- **Page and application data records**
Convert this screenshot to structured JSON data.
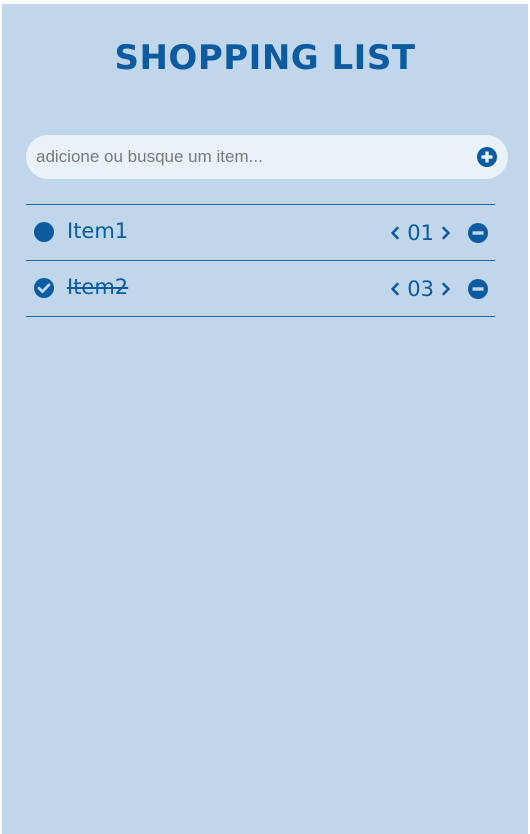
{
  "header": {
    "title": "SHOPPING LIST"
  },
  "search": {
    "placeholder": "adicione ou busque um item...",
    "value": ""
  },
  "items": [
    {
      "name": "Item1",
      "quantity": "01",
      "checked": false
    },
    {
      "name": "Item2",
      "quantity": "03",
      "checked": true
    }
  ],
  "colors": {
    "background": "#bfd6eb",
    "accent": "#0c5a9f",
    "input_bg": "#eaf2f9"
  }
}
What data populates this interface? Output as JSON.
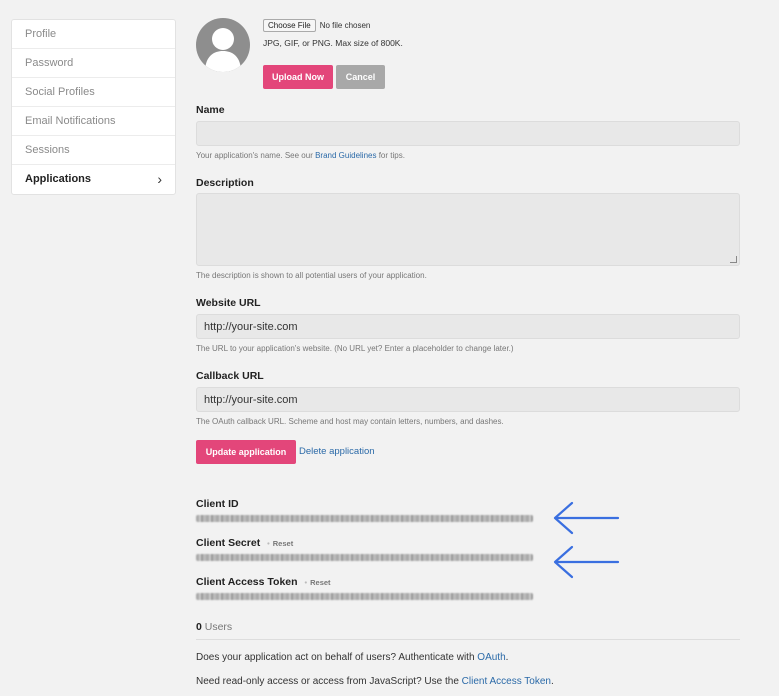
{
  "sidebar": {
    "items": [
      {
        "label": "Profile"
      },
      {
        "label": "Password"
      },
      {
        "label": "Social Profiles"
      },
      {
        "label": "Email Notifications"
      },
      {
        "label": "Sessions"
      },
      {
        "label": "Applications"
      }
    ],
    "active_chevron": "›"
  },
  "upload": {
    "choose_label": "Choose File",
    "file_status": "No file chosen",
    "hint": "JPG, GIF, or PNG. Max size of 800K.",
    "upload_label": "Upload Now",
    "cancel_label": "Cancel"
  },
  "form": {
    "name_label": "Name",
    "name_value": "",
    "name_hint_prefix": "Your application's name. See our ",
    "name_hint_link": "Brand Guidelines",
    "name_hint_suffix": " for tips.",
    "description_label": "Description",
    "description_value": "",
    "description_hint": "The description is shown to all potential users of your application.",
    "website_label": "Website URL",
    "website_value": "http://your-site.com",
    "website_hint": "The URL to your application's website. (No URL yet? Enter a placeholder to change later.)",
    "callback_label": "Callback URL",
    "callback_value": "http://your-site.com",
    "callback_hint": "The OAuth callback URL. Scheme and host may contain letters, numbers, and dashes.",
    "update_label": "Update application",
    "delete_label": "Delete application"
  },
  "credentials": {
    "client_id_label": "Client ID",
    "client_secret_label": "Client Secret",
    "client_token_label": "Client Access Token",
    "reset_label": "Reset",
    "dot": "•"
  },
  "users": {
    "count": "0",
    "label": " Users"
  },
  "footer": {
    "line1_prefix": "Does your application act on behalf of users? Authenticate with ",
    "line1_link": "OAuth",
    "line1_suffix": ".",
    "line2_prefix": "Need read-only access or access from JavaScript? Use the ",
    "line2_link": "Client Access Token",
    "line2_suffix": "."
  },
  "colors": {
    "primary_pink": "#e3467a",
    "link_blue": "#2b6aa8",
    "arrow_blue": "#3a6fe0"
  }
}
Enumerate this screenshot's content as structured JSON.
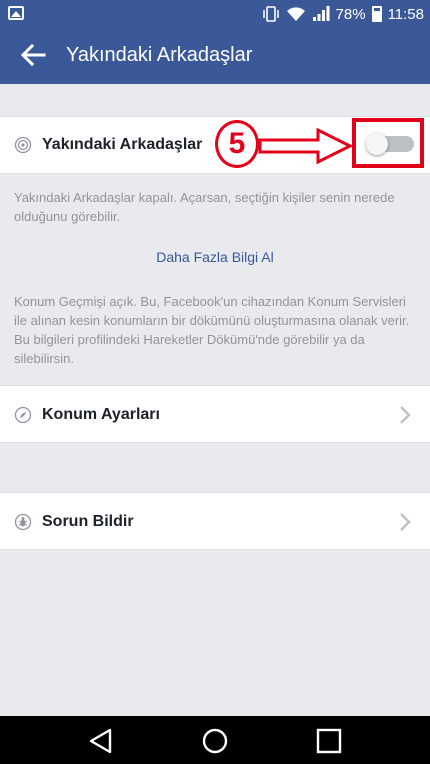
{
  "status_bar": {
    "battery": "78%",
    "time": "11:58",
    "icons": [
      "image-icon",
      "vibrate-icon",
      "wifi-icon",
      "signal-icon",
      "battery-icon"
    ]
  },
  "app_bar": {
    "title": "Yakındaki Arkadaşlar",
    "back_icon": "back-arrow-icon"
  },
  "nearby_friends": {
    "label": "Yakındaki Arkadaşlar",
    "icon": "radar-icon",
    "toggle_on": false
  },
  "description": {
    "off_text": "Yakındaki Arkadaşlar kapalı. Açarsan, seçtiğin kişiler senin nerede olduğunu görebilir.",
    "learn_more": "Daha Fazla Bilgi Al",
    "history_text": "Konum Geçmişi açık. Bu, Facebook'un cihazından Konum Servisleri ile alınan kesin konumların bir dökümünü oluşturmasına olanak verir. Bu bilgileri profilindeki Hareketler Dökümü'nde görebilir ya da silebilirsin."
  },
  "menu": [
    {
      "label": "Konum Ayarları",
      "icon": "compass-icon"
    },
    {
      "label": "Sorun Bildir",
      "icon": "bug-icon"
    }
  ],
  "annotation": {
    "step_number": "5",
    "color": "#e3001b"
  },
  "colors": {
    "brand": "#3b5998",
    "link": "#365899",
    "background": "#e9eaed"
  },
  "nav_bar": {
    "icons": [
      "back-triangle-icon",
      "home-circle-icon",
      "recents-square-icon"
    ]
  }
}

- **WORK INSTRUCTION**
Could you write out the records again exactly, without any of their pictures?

- **THE COMPLETED TASK**
Convert this screenshot to structured JSON data.
{
  "header": {
    "title": "SHOPPING LIST"
  },
  "search": {
    "placeholder": "adicione ou busque um item...",
    "value": ""
  },
  "items": [
    {
      "name": "Item1",
      "quantity": "01",
      "checked": false
    },
    {
      "name": "Item2",
      "quantity": "03",
      "checked": true
    }
  ],
  "colors": {
    "background": "#bfd6eb",
    "accent": "#0c5a9f",
    "input_bg": "#eaf2f9"
  }
}
What data populates this interface? Output as JSON.
{
  "sidebar": {
    "items": [
      {
        "label": "Profile"
      },
      {
        "label": "Password"
      },
      {
        "label": "Social Profiles"
      },
      {
        "label": "Email Notifications"
      },
      {
        "label": "Sessions"
      },
      {
        "label": "Applications"
      }
    ],
    "active_chevron": "›"
  },
  "upload": {
    "choose_label": "Choose File",
    "file_status": "No file chosen",
    "hint": "JPG, GIF, or PNG. Max size of 800K.",
    "upload_label": "Upload Now",
    "cancel_label": "Cancel"
  },
  "form": {
    "name_label": "Name",
    "name_value": "",
    "name_hint_prefix": "Your application's name. See our ",
    "name_hint_link": "Brand Guidelines",
    "name_hint_suffix": " for tips.",
    "description_label": "Description",
    "description_value": "",
    "description_hint": "The description is shown to all potential users of your application.",
    "website_label": "Website URL",
    "website_value": "http://your-site.com",
    "website_hint": "The URL to your application's website. (No URL yet? Enter a placeholder to change later.)",
    "callback_label": "Callback URL",
    "callback_value": "http://your-site.com",
    "callback_hint": "The OAuth callback URL. Scheme and host may contain letters, numbers, and dashes.",
    "update_label": "Update application",
    "delete_label": "Delete application"
  },
  "credentials": {
    "client_id_label": "Client ID",
    "client_secret_label": "Client Secret",
    "client_token_label": "Client Access Token",
    "reset_label": "Reset",
    "dot": "•"
  },
  "users": {
    "count": "0",
    "label": " Users"
  },
  "footer": {
    "line1_prefix": "Does your application act on behalf of users? Authenticate with ",
    "line1_link": "OAuth",
    "line1_suffix": ".",
    "line2_prefix": "Need read-only access or access from JavaScript? Use the ",
    "line2_link": "Client Access Token",
    "line2_suffix": "."
  },
  "colors": {
    "primary_pink": "#e3467a",
    "link_blue": "#2b6aa8",
    "arrow_blue": "#3a6fe0"
  }
}
Enumerate this screenshot's content as structured JSON.
{
  "status_bar": {
    "battery": "78%",
    "time": "11:58",
    "icons": [
      "image-icon",
      "vibrate-icon",
      "wifi-icon",
      "signal-icon",
      "battery-icon"
    ]
  },
  "app_bar": {
    "title": "Yakındaki Arkadaşlar",
    "back_icon": "back-arrow-icon"
  },
  "nearby_friends": {
    "label": "Yakındaki Arkadaşlar",
    "icon": "radar-icon",
    "toggle_on": false
  },
  "description": {
    "off_text": "Yakındaki Arkadaşlar kapalı. Açarsan, seçtiğin kişiler senin nerede olduğunu görebilir.",
    "learn_more": "Daha Fazla Bilgi Al",
    "history_text": "Konum Geçmişi açık. Bu, Facebook'un cihazından Konum Servisleri ile alınan kesin konumların bir dökümünü oluşturmasına olanak verir. Bu bilgileri profilindeki Hareketler Dökümü'nde görebilir ya da silebilirsin."
  },
  "menu": [
    {
      "label": "Konum Ayarları",
      "icon": "compass-icon"
    },
    {
      "label": "Sorun Bildir",
      "icon": "bug-icon"
    }
  ],
  "annotation": {
    "step_number": "5",
    "color": "#e3001b"
  },
  "colors": {
    "brand": "#3b5998",
    "link": "#365899",
    "background": "#e9eaed"
  },
  "nav_bar": {
    "icons": [
      "back-triangle-icon",
      "home-circle-icon",
      "recents-square-icon"
    ]
  }
}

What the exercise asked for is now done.